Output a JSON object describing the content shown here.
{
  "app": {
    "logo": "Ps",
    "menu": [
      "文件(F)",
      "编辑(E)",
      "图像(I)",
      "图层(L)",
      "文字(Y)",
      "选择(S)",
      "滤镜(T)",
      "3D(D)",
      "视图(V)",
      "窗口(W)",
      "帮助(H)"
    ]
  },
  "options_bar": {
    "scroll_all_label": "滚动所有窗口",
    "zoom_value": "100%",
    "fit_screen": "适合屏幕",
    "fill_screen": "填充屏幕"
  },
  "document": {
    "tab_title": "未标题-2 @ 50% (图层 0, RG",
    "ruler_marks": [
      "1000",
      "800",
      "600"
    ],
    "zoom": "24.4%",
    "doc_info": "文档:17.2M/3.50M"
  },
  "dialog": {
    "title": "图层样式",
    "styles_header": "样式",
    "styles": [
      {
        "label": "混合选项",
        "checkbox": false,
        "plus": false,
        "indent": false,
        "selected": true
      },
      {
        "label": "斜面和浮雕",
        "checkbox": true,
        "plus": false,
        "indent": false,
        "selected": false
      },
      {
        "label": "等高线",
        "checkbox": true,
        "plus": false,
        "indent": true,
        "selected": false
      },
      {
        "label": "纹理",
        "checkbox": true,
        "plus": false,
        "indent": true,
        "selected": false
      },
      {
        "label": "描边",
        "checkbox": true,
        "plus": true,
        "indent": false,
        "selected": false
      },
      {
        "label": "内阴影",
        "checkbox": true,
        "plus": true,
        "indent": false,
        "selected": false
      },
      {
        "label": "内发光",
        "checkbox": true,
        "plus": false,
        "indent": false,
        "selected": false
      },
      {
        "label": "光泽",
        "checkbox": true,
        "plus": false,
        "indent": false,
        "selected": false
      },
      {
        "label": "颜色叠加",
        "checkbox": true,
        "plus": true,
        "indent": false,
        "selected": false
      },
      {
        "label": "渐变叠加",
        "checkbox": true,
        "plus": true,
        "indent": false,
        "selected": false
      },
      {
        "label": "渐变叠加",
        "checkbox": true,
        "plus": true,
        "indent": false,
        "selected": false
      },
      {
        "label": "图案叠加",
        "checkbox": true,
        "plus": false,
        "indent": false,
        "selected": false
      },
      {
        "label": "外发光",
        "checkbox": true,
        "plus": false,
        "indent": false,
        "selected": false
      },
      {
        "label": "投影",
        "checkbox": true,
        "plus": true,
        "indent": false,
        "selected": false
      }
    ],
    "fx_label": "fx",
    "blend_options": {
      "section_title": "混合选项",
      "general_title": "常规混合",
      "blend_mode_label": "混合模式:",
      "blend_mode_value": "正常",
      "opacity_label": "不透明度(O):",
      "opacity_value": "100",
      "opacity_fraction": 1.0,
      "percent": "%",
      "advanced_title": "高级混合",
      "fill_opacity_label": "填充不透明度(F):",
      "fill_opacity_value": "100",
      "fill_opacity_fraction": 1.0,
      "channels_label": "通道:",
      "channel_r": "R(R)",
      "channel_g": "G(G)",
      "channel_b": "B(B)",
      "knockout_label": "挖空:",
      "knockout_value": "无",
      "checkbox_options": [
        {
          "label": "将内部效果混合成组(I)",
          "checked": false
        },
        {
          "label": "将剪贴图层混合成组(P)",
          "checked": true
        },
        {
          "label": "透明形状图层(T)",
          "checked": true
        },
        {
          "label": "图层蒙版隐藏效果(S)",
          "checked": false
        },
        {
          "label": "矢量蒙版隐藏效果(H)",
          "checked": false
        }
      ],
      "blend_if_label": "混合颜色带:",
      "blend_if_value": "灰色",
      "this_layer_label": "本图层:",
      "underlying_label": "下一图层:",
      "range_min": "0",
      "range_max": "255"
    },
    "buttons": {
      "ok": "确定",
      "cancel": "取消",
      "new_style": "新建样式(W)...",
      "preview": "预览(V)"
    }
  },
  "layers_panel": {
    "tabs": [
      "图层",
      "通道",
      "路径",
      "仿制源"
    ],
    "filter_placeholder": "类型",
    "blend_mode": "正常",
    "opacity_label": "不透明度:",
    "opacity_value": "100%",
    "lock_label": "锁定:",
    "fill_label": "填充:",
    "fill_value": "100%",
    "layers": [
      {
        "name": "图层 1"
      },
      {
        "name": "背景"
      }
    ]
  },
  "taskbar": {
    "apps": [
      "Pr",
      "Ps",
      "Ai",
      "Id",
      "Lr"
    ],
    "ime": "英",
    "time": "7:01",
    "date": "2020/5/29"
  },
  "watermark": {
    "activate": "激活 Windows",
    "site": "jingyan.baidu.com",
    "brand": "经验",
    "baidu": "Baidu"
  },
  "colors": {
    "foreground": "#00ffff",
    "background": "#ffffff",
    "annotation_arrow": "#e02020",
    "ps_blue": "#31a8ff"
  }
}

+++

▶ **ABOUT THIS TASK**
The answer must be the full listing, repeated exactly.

▶ **RESPONSE TO THE TASK**
Output a JSON object describing the content shown here.
{
  "app": {
    "logo": "Ps",
    "menu": [
      "文件(F)",
      "编辑(E)",
      "图像(I)",
      "图层(L)",
      "文字(Y)",
      "选择(S)",
      "滤镜(T)",
      "3D(D)",
      "视图(V)",
      "窗口(W)",
      "帮助(H)"
    ]
  },
  "options_bar": {
    "scroll_all_label": "滚动所有窗口",
    "zoom_value": "100%",
    "fit_screen": "适合屏幕",
    "fill_screen": "填充屏幕"
  },
  "document": {
    "tab_title": "未标题-2 @ 50% (图层 0, RG",
    "ruler_marks": [
      "1000",
      "800",
      "600"
    ],
    "zoom": "24.4%",
    "doc_info": "文档:17.2M/3.50M"
  },
  "dialog": {
    "title": "图层样式",
    "styles_header": "样式",
    "styles": [
      {
        "label": "混合选项",
        "checkbox": false,
        "plus": false,
        "indent": false,
        "selected": true
      },
      {
        "label": "斜面和浮雕",
        "checkbox": true,
        "plus": false,
        "indent": false,
        "selected": false
      },
      {
        "label": "等高线",
        "checkbox": true,
        "plus": false,
        "indent": true,
        "selected": false
      },
      {
        "label": "纹理",
        "checkbox": true,
        "plus": false,
        "indent": true,
        "selected": false
      },
      {
        "label": "描边",
        "checkbox": true,
        "plus": true,
        "indent": false,
        "selected": false
      },
      {
        "label": "内阴影",
        "checkbox": true,
        "plus": true,
        "indent": false,
        "selected": false
      },
      {
        "label": "内发光",
        "checkbox": true,
        "plus": false,
        "indent": false,
        "selected": false
      },
      {
        "label": "光泽",
        "checkbox": true,
        "plus": false,
        "indent": false,
        "selected": false
      },
      {
        "label": "颜色叠加",
        "checkbox": true,
        "plus": true,
        "indent": false,
        "selected": false
      },
      {
        "label": "渐变叠加",
        "checkbox": true,
        "plus": true,
        "indent": false,
        "selected": false
      },
      {
        "label": "渐变叠加",
        "checkbox": true,
        "plus": true,
        "indent": false,
        "selected": false
      },
      {
        "label": "图案叠加",
        "checkbox": true,
        "plus": false,
        "indent": false,
        "selected": false
      },
      {
        "label": "外发光",
        "checkbox": true,
        "plus": false,
        "indent": false,
        "selected": false
      },
      {
        "label": "投影",
        "checkbox": true,
        "plus": true,
        "indent": false,
        "selected": false
      }
    ],
    "fx_label": "fx",
    "blend_options": {
      "section_title": "混合选项",
      "general_title": "常规混合",
      "blend_mode_label": "混合模式:",
      "blend_mode_value": "正常",
      "opacity_label": "不透明度(O):",
      "opacity_value": "100",
      "opacity_fraction": 1.0,
      "percent": "%",
      "advanced_title": "高级混合",
      "fill_opacity_label": "填充不透明度(F):",
      "fill_opacity_value": "100",
      "fill_opacity_fraction": 1.0,
      "channels_label": "通道:",
      "channel_r": "R(R)",
      "channel_g": "G(G)",
      "channel_b": "B(B)",
      "knockout_label": "挖空:",
      "knockout_value": "无",
      "checkbox_options": [
        {
          "label": "将内部效果混合成组(I)",
          "checked": false
        },
        {
          "label": "将剪贴图层混合成组(P)",
          "checked": true
        },
        {
          "label": "透明形状图层(T)",
          "checked": true
        },
        {
          "label": "图层蒙版隐藏效果(S)",
          "checked": false
        },
        {
          "label": "矢量蒙版隐藏效果(H)",
          "checked": false
        }
      ],
      "blend_if_label": "混合颜色带:",
      "blend_if_value": "灰色",
      "this_layer_label": "本图层:",
      "underlying_label": "下一图层:",
      "range_min": "0",
      "range_max": "255"
    },
    "buttons": {
      "ok": "确定",
      "cancel": "取消",
      "new_style": "新建样式(W)...",
      "preview": "预览(V)"
    }
  },
  "layers_panel": {
    "tabs": [
      "图层",
      "通道",
      "路径",
      "仿制源"
    ],
    "filter_placeholder": "类型",
    "blend_mode": "正常",
    "opacity_label": "不透明度:",
    "opacity_value": "100%",
    "lock_label": "锁定:",
    "fill_label": "填充:",
    "fill_value": "100%",
    "layers": [
      {
        "name": "图层 1"
      },
      {
        "name": "背景"
      }
    ]
  },
  "taskbar": {
    "apps": [
      "Pr",
      "Ps",
      "Ai",
      "Id",
      "Lr"
    ],
    "ime": "英",
    "time": "7:01",
    "date": "2020/5/29"
  },
  "watermark": {
    "activate": "激活 Windows",
    "site": "jingyan.baidu.com",
    "brand": "经验",
    "baidu": "Baidu"
  },
  "colors": {
    "foreground": "#00ffff",
    "background": "#ffffff",
    "annotation_arrow": "#e02020",
    "ps_blue": "#31a8ff"
  }
}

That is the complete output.